Can people with diabetes eat mutton biryani?

Mutton curry

Walk into any Indian restaurant, and you’ll find as many mutton dishes as there are of chicken. Delicious and filled with masala, dishes like Rogan Josh, Laal Maas, Nalli Nihari, Mutton Korma, and of course mutton biryani are most preferred.

But, red meat is the first thing you are asked to avoid in diabetes. Is mutton really so bad that you have to exclude from your diabetes diet? Let’s find out!

Red Meat and Diabetes

Red meat consists of pork, beef, mutton, goat, & lamb meat. Among these, mutton is the most preferred red meat in India. And when we say mutton, in India it means goat meat and not sheep’s.

Nutrients in red meat

Red meat is preferred by people as it offers loads of nutrients like:

  • Iron
  • Zinc
  • Phosphorus
  • Riboflavin
  • Thiamin
  • Creatine
  • Vitamin B12

Risks of red meat consumption

Consumption of red meat is linked to diabetes, and cardiovascular diseases because of:

  • Saturated fats in red meat can cause cardiovascular diseases
  • Sodium, & nitrites in red meat cause insulin resistance & type 2 diabetes
  • Red meat causes chronic inflammation which might cause certain cancers

However, these risks might be less in the case of goat meat!

Why goat meat?

People in India prefer chicken over mutton since it’s much cheaper. However, new research suggests that goat meat may in fact have more nutrients and is healthier than poultry. Goat meat is considered as a better alternative over other red meats.

Goat meat benefits

  • It’s a source of lean protein with hormone-balancing amino acids
  • Low fat and cholesterol content when compared to other red meats
  • Contains vitamin B12 which is not present in vegetarian foods
  • Has more potassium than sodium and so a better choice for people with diabetes and hypertension
  • High in iron content which is good for iron-deficiency anemia

Can people with diabetes eat mutton biryani?

Considering the risks and benefits, a moderate consumption of goat meat (mutton) is okay. However, you should consult an endocrinologist or a diabetes doctor before you do so in order to evaluate your heart health and protein requirements.

Mutton biryani

Indians just don’t leave a chance to eat this absolutely gorgeous meal. It’s because, mutton biryani is a perfect blend of fragrance, taste, and nutrients. It’s filling, and satiates hunger like nothing else!

However, people with diabetes have to eat mutton biryani in moderation. Though the spices used are healthy, mutton biryani is a rice dish and often contains a lot of oil, especially when made in hotels and restaurants. That is why it is better to make it at home using brown basmati rice.
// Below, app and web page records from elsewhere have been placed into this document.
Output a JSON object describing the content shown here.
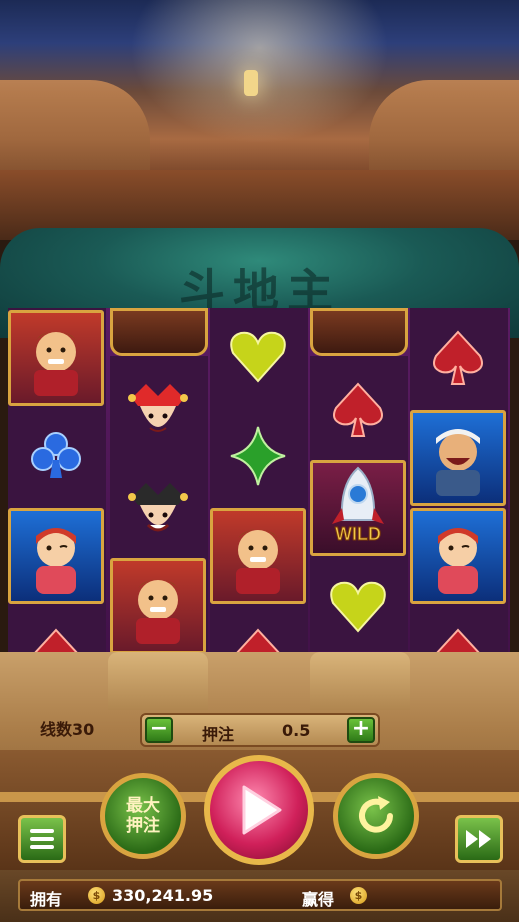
{
  "game": {
    "logo_text": "斗地主"
  },
  "reels": [
    [
      "man-red",
      "club-blue",
      "girl-red"
    ],
    [
      "joker-red",
      "joker-black",
      "man-red",
      "spade-red"
    ],
    [
      "heart-gold",
      "diamond-green",
      "man-red",
      "spade-red"
    ],
    [
      "spade-red",
      "wild-rocket",
      "heart-gold"
    ],
    [
      "spade-red",
      "man-white-cap",
      "girl-red",
      "spade-red"
    ]
  ],
  "wild_label": "WILD",
  "controls": {
    "lines_label": "线数",
    "lines_value": "30",
    "minus_label": "−",
    "plus_label": "+",
    "bet_label": "押注",
    "bet_value": "0.5",
    "max_bet_label_line1": "最大",
    "max_bet_label_line2": "押注"
  },
  "status": {
    "balance_label": "拥有",
    "balance_value": "330,241.95",
    "win_label": "赢得",
    "win_value": "",
    "coin_symbol": "$"
  },
  "colors": {
    "board_purple": "#4a1650",
    "frame_gold": "#d9a440",
    "button_green": "#4a9a28",
    "spin_pink": "#d0205a"
  }
}
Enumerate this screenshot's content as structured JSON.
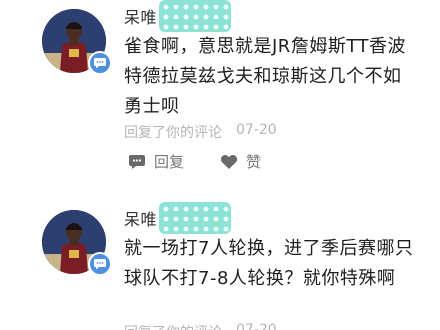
{
  "replies": [
    {
      "username": "呆唯",
      "content": "雀食啊，意思就是JR詹姆斯TT香波特德拉莫兹戈夫和琼斯这几个不如勇士呗",
      "meta_label": "回复了你的评论",
      "date": "07-20",
      "reply_label": "回复",
      "like_label": "赞"
    },
    {
      "username": "呆唯",
      "content": "就一场打7人轮换，进了季后赛哪只球队不打7-8人轮换？就你特殊啊",
      "meta_label": "回复了你的评论",
      "date": "07-20"
    }
  ],
  "colors": {
    "badge": "#4d8fe0",
    "name_mask": "#8de3d6",
    "meta_text": "#b5b5b5"
  },
  "icons": {
    "badge": "chat-bubble-icon",
    "reply": "comment-icon",
    "like": "heart-icon"
  }
}
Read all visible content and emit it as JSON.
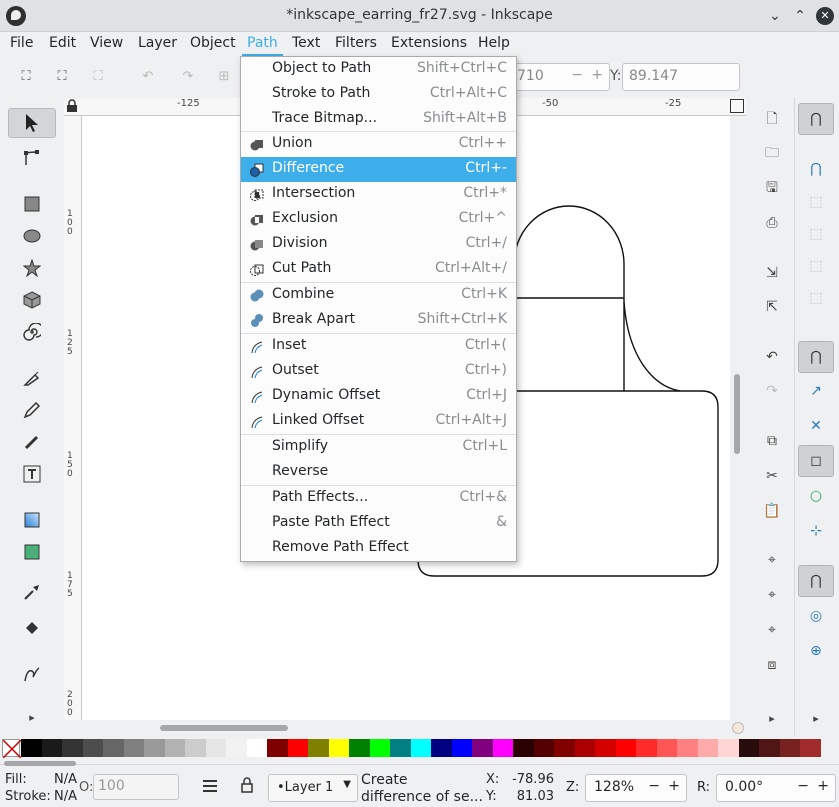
{
  "window": {
    "title": "*inkscape_earring_fr27.svg - Inkscape"
  },
  "menubar": [
    "File",
    "Edit",
    "View",
    "Layer",
    "Object",
    "Path",
    "Text",
    "Filters",
    "Extensions",
    "Help"
  ],
  "active_menu": "Path",
  "toolbar": {
    "x_value": "710",
    "y_label": "Y:",
    "y_value": "89.147",
    "minus": "−",
    "plus": "+"
  },
  "ruler": {
    "h_ticks": [
      "-125",
      "-50",
      "-25"
    ],
    "v_ticks": [
      "100",
      "125",
      "150",
      "175",
      "200"
    ]
  },
  "path_menu": {
    "items": [
      {
        "label": "Object to Path",
        "shortcut": "Shift+Ctrl+C",
        "icon": ""
      },
      {
        "label": "Stroke to Path",
        "shortcut": "Ctrl+Alt+C",
        "icon": ""
      },
      {
        "label": "Trace Bitmap...",
        "shortcut": "Shift+Alt+B",
        "icon": ""
      },
      {
        "label": "Union",
        "shortcut": "Ctrl++",
        "icon": "union-icon"
      },
      {
        "label": "Difference",
        "shortcut": "Ctrl+-",
        "icon": "difference-icon",
        "highlighted": true
      },
      {
        "label": "Intersection",
        "shortcut": "Ctrl+*",
        "icon": "intersection-icon"
      },
      {
        "label": "Exclusion",
        "shortcut": "Ctrl+^",
        "icon": "exclusion-icon"
      },
      {
        "label": "Division",
        "shortcut": "Ctrl+/",
        "icon": "division-icon"
      },
      {
        "label": "Cut Path",
        "shortcut": "Ctrl+Alt+/",
        "icon": "cut-path-icon"
      },
      {
        "label": "Combine",
        "shortcut": "Ctrl+K",
        "icon": "combine-icon"
      },
      {
        "label": "Break Apart",
        "shortcut": "Shift+Ctrl+K",
        "icon": "break-apart-icon"
      },
      {
        "label": "Inset",
        "shortcut": "Ctrl+(",
        "icon": "inset-icon"
      },
      {
        "label": "Outset",
        "shortcut": "Ctrl+)",
        "icon": "outset-icon"
      },
      {
        "label": "Dynamic Offset",
        "shortcut": "Ctrl+J",
        "icon": "dynamic-offset-icon"
      },
      {
        "label": "Linked Offset",
        "shortcut": "Ctrl+Alt+J",
        "icon": "linked-offset-icon"
      },
      {
        "label": "Simplify",
        "shortcut": "Ctrl+L",
        "icon": ""
      },
      {
        "label": "Reverse",
        "shortcut": "",
        "icon": ""
      },
      {
        "label": "Path Effects...",
        "shortcut": "Ctrl+&",
        "icon": ""
      },
      {
        "label": "Paste Path Effect",
        "shortcut": "&",
        "icon": ""
      },
      {
        "label": "Remove Path Effect",
        "shortcut": "",
        "icon": ""
      }
    ]
  },
  "palette": [
    "#000000",
    "#1a1a1a",
    "#333333",
    "#4d4d4d",
    "#666666",
    "#808080",
    "#999999",
    "#b3b3b3",
    "#cccccc",
    "#e6e6e6",
    "#f2f2f2",
    "#ffffff",
    "#800000",
    "#ff0000",
    "#808000",
    "#ffff00",
    "#008000",
    "#00ff00",
    "#008080",
    "#00ffff",
    "#000080",
    "#0000ff",
    "#800080",
    "#ff00ff",
    "#2b0000",
    "#550000",
    "#800000",
    "#aa0000",
    "#d40000",
    "#ff0000",
    "#ff2a2a",
    "#ff5555",
    "#ff8080",
    "#ffaaaa",
    "#ffd5d5",
    "#280b0b",
    "#501616",
    "#782121",
    "#a02c2c"
  ],
  "status": {
    "fill_label": "Fill:",
    "fill_value": "N/A",
    "stroke_label": "Stroke:",
    "stroke_value": "N/A",
    "opacity_label": "O:",
    "opacity_value": "100",
    "layer": "•Layer 1",
    "message_line1": "Create",
    "message_line2": "difference of se...",
    "x_label": "X:",
    "x_value": "-78.96",
    "y_label": "Y:",
    "y_value": "81.03",
    "z_label": "Z:",
    "zoom": "128%",
    "r_label": "R:",
    "rotation": "0.00°"
  }
}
As for those conscious foodies who count their calories, here’s the nutrient value in mutton biryani.

Nutrient value & calories in mutton biryani (250 grams)

Calories 415. 9 Kcal
Protein 16.23 gm.
Fat 17.51 gm.
Saturated fat 3.31 gm.
Carbohydrates 47.32 gm.
Sodium 28.2 mg.
Potassium 341.31 mg.
Calcium 124.24 mg.
Zinc 0.89 mg.
Iron 2.42 mg.

Vitamin content in 250 gm. of mutton biryani

Vitamin A 8.79 µg.
Vitamin B2 0.15 mg.
Vitamin B6 3.97 mg.
Vitamin B9 24. 1 µg.
Vitamin C 6.94 mg.
Carotenoids 597. 31 µg.

Tips for people with diabetes to eat mutton

  • Control portion size. Ideally, consume not more than 450 gm. of mutton per week. Having said that, requirements vary with every individual. A diabetes doctor or a dietician can suggest the exact quantity as per your risk profile and physical activity.
  • It is better to consume mutton for breakfast or lunch instead of dinner as protein requirement is higher in the day time.
  • It is important to burn the calories consumed to avoid weight gain. Get adequate exercise.
  • Consume mutton with vegetable salads for more dietary fiber.
  • Opt for leaner cuts.
  • Slow and gentle cooking like boiling, baking, steaming, or stewing is healthier.
  • Marinate the meat with lemon juice, olive oil, and garlic in order to reduce harmful compounds present in mutton.
  • Have herbal or green tea, and coffee as this slows iron absorption